What is Eating Disorder?
Eating disorders can affect anyone, but their cause is unknown. There are physical and psychological factors involved in their development. Those who do not fit society’s standards of beauty are more susceptible to developing these disorders. They may feel inferior and lack self-esteem. Treatment options vary, depending on the severity of the disorder. They can include counseling, therapy, nutrition education, or even medications.
Symptoms of Eating Disorder
A person with an eating disorder will often avoid food or refuse to eat altogether. They may also be obsessed with calories and fat grams. Some sufferers may even go as far as to become vegan or vegetarian, denying themselves essential nutrients. In addition, they may become depressed and isolate themselves from others. They may even become irritable. Other signs of an eating disorder include the loss of interest in previously enjoyable activities and high sensitivity to criticism.
Eating disorders can be triggered by traumatic events, long-term illnesses, or genetics. It can also be hard to admit you have a problem, so seeking help early is essential. Your GP can refer you to the right services, and a mental health professional can help you figure out if you’re suffering from an eating disorder.
Diagnosis of Eating Disorders
Identifying the presence of an eating disorder is a critical first step to treating it. Patients often deny that they have the disorder, and the physician often needs to use various diagnostic tools to confirm a diagnosis. These tools may include blood work, bone density exams, and an electrocardiogram.
Often, a general practitioner is the first healthcare provider to encounter a person with an eating disorder. This early detection is critical, as it may impact the prognosis and effectiveness of interventions. The objective of this article is to raise awareness about the importance of early diagnosis in the primary care setting. In addition, we’ll explore the symptoms and diagnosis of eating disorders, including changes made to the DSM-5.

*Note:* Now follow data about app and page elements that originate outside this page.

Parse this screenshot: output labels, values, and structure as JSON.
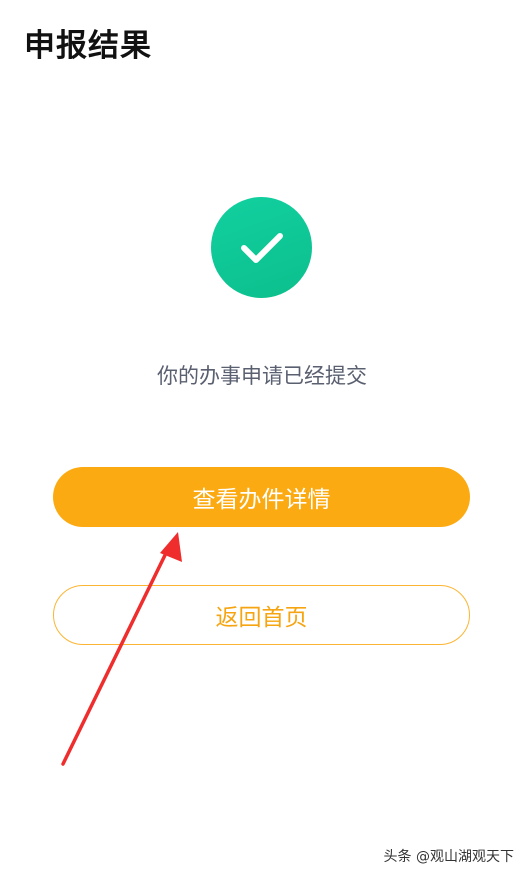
{
  "header": {
    "title": "申报结果"
  },
  "status": {
    "icon": "check-circle-icon",
    "icon_color": "#10c896",
    "message": "你的办事申请已经提交"
  },
  "actions": {
    "primary_label": "查看办件详情",
    "primary_color": "#fcaa12",
    "secondary_label": "返回首页",
    "secondary_color": "#f6a512"
  },
  "watermark": {
    "text": "头条 @观山湖观天下"
  }
}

During an eating disorder, a family physician can play an important role in identifying and coordinating a multidisciplinary team to treat the disorder. Early diagnosis is critical for improving the patient’s chances of recovery. Detailed examinations of the patient’s weight, height, and other vital signs can help physicians assess the extent of the disorder and coordinate treatment.
Causes of Eating Disorders
There are many factors that may contribute to the development of eating disorders. These factors include the individual’s self-esteem and mental health. Physical abuse or trauma is another common cause. Early childhood feeding problems with body image are also risk factors. Early childhood exposure to body shaming and bullying can also contribute to the development of eating disorders.
Males are also at risk of developing eating disorders. Their preoccupation with weight and shape can lead to unhealthy and self-destructive behaviors. Understanding the factors that trigger these behaviors can aid in recovery.
Treatment for Eating Disorders
Treatment for eating disorders can take a variety of forms. Individuals can attend outpatient programs or live in a clinic for several days at a time. Outpatient programs are usually less intensive and last two to five hours. They include individualized therapy and nutrition consultation, as well as topic-focused group sessions and family support groups. Residential programs are a step-up from outpatient programs because patients are typically under 24-hour medical supervision.
Often, eating disorder treatment involves counseling and meetings with a licensed health professional (a psychologist, psychiatrist, or nutritionist). The counselor will address both psychological and social factors. Family dynamics are often complicated when dealing with eating disorders. The person suffering from the disorder often spends hours thinking about food and may avoid spending time with family members.
Coping With an Eating Disorder
For people with an eating disorder, coping with the situation can be difficult. The condition can make them feel trapped within themselves. But there are ways to cope with this. These techniques range from information gathering to stopping certain behaviors. One such method is to use cognitive coping eating disorder skills. These skills help people manage stressful situations by increasing their self-esteem.
Many people with eating disorders find relief in creative activities. Often, a diary can help them get their thoughts out. Some young people have kept journals as well, which can help them keep track of their moods. Others may write about their experiences on blogs.